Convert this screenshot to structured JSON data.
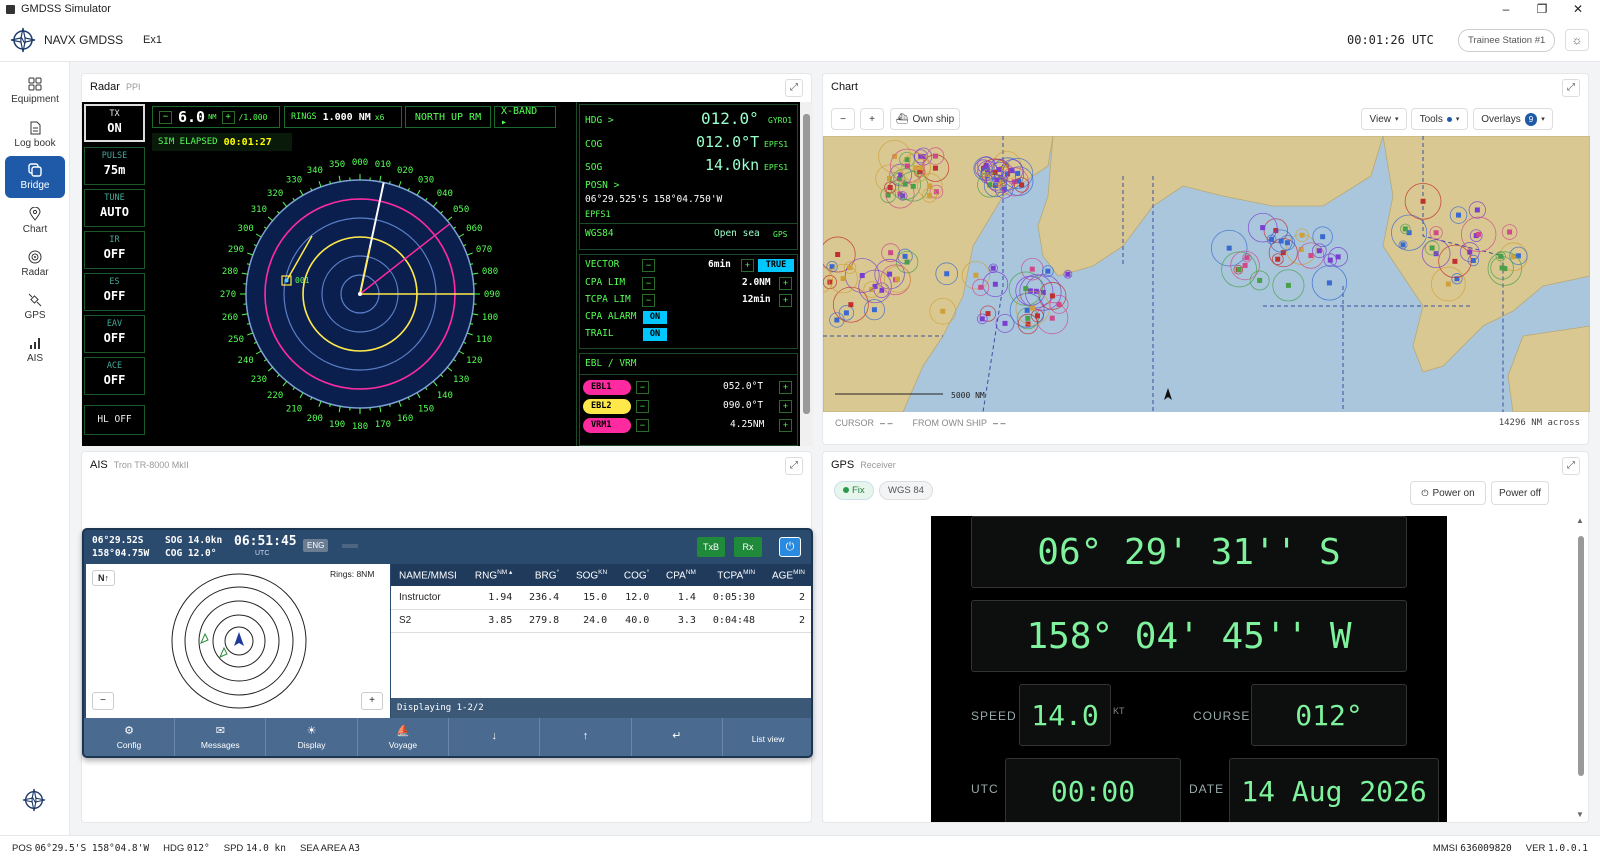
{
  "window": {
    "title": "GMDSS Simulator",
    "minimize": "–",
    "maximize": "❐",
    "close": "✕"
  },
  "app": {
    "name": "NAVX GMDSS",
    "exercise": "Ex1",
    "clock": "00:01:26 UTC",
    "station": "Trainee Station #1"
  },
  "nav": [
    {
      "label": "Equipment"
    },
    {
      "label": "Log book"
    },
    {
      "label": "Bridge"
    },
    {
      "label": "Chart"
    },
    {
      "label": "Radar"
    },
    {
      "label": "GPS"
    },
    {
      "label": "AIS"
    }
  ],
  "radar": {
    "title": "Radar",
    "subtitle": "PPI",
    "tx": {
      "label": "TX",
      "value": "ON"
    },
    "buttons": [
      {
        "label": "PULSE",
        "value": "75m"
      },
      {
        "label": "TUNE",
        "value": "AUTO"
      },
      {
        "label": "IR",
        "value": "OFF"
      },
      {
        "label": "ES",
        "value": "OFF"
      },
      {
        "label": "EAV",
        "value": "OFF"
      },
      {
        "label": "ACE",
        "value": "OFF"
      }
    ],
    "hl": "HL OFF",
    "range": "6.0",
    "range_unit": "NM",
    "range_scale": "/1.000",
    "rings_label": "RINGS",
    "rings_value": "1.000 NM",
    "rings_count": "x6",
    "mode": "NORTH UP RM",
    "band": "X-BAND ▸",
    "elapsed_label": "SIM ELAPSED",
    "elapsed": "00:01:27",
    "target_label": "001",
    "bearings": [
      "000",
      "010",
      "020",
      "030",
      "040",
      "050",
      "060",
      "070",
      "080",
      "090",
      "100",
      "110",
      "120",
      "130",
      "140",
      "150",
      "160",
      "170",
      "180",
      "190",
      "200",
      "210",
      "220",
      "230",
      "240",
      "250",
      "260",
      "270",
      "280",
      "290",
      "300",
      "310",
      "320",
      "330",
      "340",
      "350"
    ],
    "hdg": {
      "label": "HDG >",
      "value": "012.0°",
      "src": "GYRO1"
    },
    "cog": {
      "label": "COG",
      "value": "012.0°T",
      "src": "EPFS1"
    },
    "sog": {
      "label": "SOG",
      "value": "14.0kn",
      "src": "EPFS1"
    },
    "posn": {
      "label": "POSN >",
      "value": "06°29.525'S 158°04.750'W",
      "src": "EPFS1"
    },
    "datum": {
      "label": "WGS84",
      "value": "Open sea",
      "src": "GPS"
    },
    "vector": {
      "label": "VECTOR",
      "value": "6min",
      "mode": "TRUE"
    },
    "cpa": {
      "label": "CPA LIM",
      "value": "2.0NM"
    },
    "tcpa": {
      "label": "TCPA LIM",
      "value": "12min"
    },
    "cpa_alarm": {
      "label": "CPA ALARM",
      "value": "ON"
    },
    "trail": {
      "label": "TRAIL",
      "value": "ON"
    },
    "ebl_header": "EBL / VRM",
    "ebl1": {
      "label": "EBL1",
      "value": "052.0°T"
    },
    "ebl2": {
      "label": "EBL2",
      "value": "090.0°T"
    },
    "vrm1": {
      "label": "VRM1",
      "value": "4.25NM"
    }
  },
  "chart": {
    "title": "Chart",
    "minus": "−",
    "plus": "+",
    "own_ship": "Own ship",
    "view": "View",
    "tools": "Tools",
    "overlays": "Overlays",
    "overlays_count": "9",
    "scale": "5000 NM",
    "cursor_label": "CURSOR",
    "cursor_value": "– –",
    "from_label": "FROM OWN SHIP",
    "from_value": "– –",
    "across": "14296 NM across"
  },
  "ais": {
    "title": "AIS",
    "subtitle": "Tron TR-8000 MkII",
    "lat": "06°29.52S",
    "lon": "158°04.75W",
    "sog": "SOG 14.0kn",
    "cog": "COG 12.0°",
    "time": "06:51:45",
    "time_unit": "UTC",
    "lang": "ENG",
    "txb": "TxB",
    "rx": "Rx",
    "north": "N↑",
    "rings": "Rings: 8NM",
    "minus": "−",
    "plus": "+",
    "columns": [
      {
        "name": "NAME/MMSI",
        "unit": ""
      },
      {
        "name": "RNG",
        "unit": "NM ▴"
      },
      {
        "name": "BRG",
        "unit": "°"
      },
      {
        "name": "SOG",
        "unit": "KN"
      },
      {
        "name": "COG",
        "unit": "°"
      },
      {
        "name": "CPA",
        "unit": "NM"
      },
      {
        "name": "TCPA",
        "unit": "MIN"
      },
      {
        "name": "AGE",
        "unit": "MIN"
      }
    ],
    "rows": [
      [
        "Instructor",
        "1.94",
        "236.4",
        "15.0",
        "12.0",
        "1.4",
        "0:05:30",
        "2"
      ],
      [
        "S2",
        "3.85",
        "279.8",
        "24.0",
        "40.0",
        "3.3",
        "0:04:48",
        "2"
      ]
    ],
    "displaying": "Displaying 1-2/2",
    "buttons": [
      {
        "icon": "⚙",
        "label": "Config"
      },
      {
        "icon": "✉",
        "label": "Messages"
      },
      {
        "icon": "☀",
        "label": "Display"
      },
      {
        "icon": "⛵",
        "label": "Voyage"
      },
      {
        "icon": "↓",
        "label": ""
      },
      {
        "icon": "↑",
        "label": ""
      },
      {
        "icon": "↵",
        "label": ""
      },
      {
        "icon": "",
        "label": "List view"
      }
    ]
  },
  "gps": {
    "title": "GPS",
    "subtitle": "Receiver",
    "fix": "Fix",
    "datum": "WGS 84",
    "power_on": "Power on",
    "power_off": "Power off",
    "lat": "06° 29' 31'' S",
    "lon": "158° 04' 45'' W",
    "speed_label": "SPEED",
    "speed": "14.0",
    "speed_unit": "KT",
    "course_label": "COURSE",
    "course": "012°",
    "utc_label": "UTC",
    "utc": "00:00",
    "date_label": "DATE",
    "date": "14 Aug 2026"
  },
  "status": {
    "pos_label": "POS",
    "pos": "06°29.5'S 158°04.8'W",
    "hdg_label": "HDG",
    "hdg": "012°",
    "spd_label": "SPD",
    "spd": "14.0 kn",
    "sea_label": "SEA AREA",
    "sea": "A3",
    "mmsi_label": "MMSI",
    "mmsi": "636009820",
    "ver_label": "VER",
    "ver": "1.0.0.1"
  }
}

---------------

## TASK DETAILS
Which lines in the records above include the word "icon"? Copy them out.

## COMPLETED TASK
        "icon": "⚙",
        "icon": "✉",
        "icon": "☀",
        "icon": "⛵",
        "icon": "↓",
        "icon": "↑",
        "icon": "↵",
        "icon": "",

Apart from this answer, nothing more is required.